WHAT THIS TASK INVOLVES:
Write out the records once more, exactly, and keep any image out.

DATA RECORDS:
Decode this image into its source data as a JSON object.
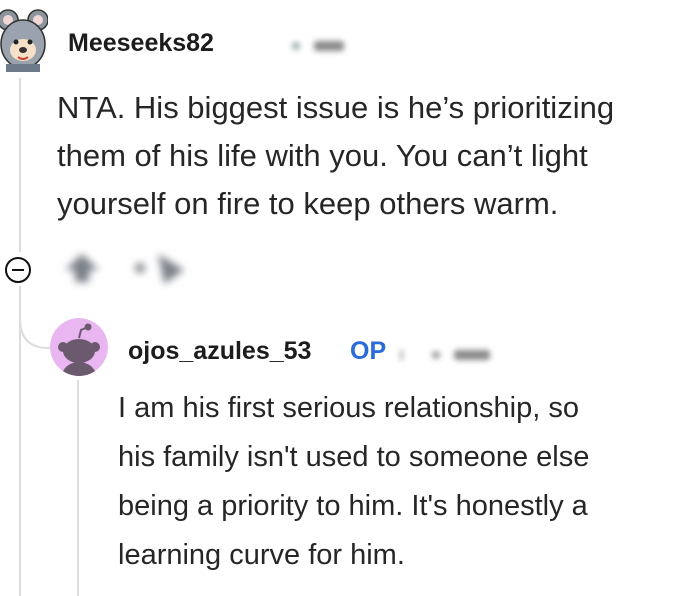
{
  "comment": {
    "username": "Meeseeks82",
    "avatar_icon": "koala-avatar-icon",
    "body": "NTA. His biggest issue is he’s prioritizing\nthem of his life with you. You can’t light\nyourself on fire to keep others warm."
  },
  "reply": {
    "username": "ojos_azules_53",
    "op_badge": "OP",
    "avatar_icon": "snoo-avatar-icon",
    "avatar_bg": "#e9b6f2",
    "body": "I am his first serious relationship, so\nhis family isn't used to someone else\nbeing a priority to him. It's honestly a\nlearning curve for him."
  },
  "actions": {
    "collapse_icon": "collapse-icon",
    "upvote_icon": "upvote-icon",
    "reply_icon": "reply-icon"
  },
  "colors": {
    "op": "#2a6ad9",
    "thread_line": "#dcdcdc"
  }
}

SOLUTION FOR THIS TASK:
Decode this image into its source data as a JSON object.
{
  "comment": {
    "username": "Meeseeks82",
    "avatar_icon": "koala-avatar-icon",
    "body": "NTA. His biggest issue is he’s prioritizing\nthem of his life with you. You can’t light\nyourself on fire to keep others warm."
  },
  "reply": {
    "username": "ojos_azules_53",
    "op_badge": "OP",
    "avatar_icon": "snoo-avatar-icon",
    "avatar_bg": "#e9b6f2",
    "body": "I am his first serious relationship, so\nhis family isn't used to someone else\nbeing a priority to him. It's honestly a\nlearning curve for him."
  },
  "actions": {
    "collapse_icon": "collapse-icon",
    "upvote_icon": "upvote-icon",
    "reply_icon": "reply-icon"
  },
  "colors": {
    "op": "#2a6ad9",
    "thread_line": "#dcdcdc"
  }
}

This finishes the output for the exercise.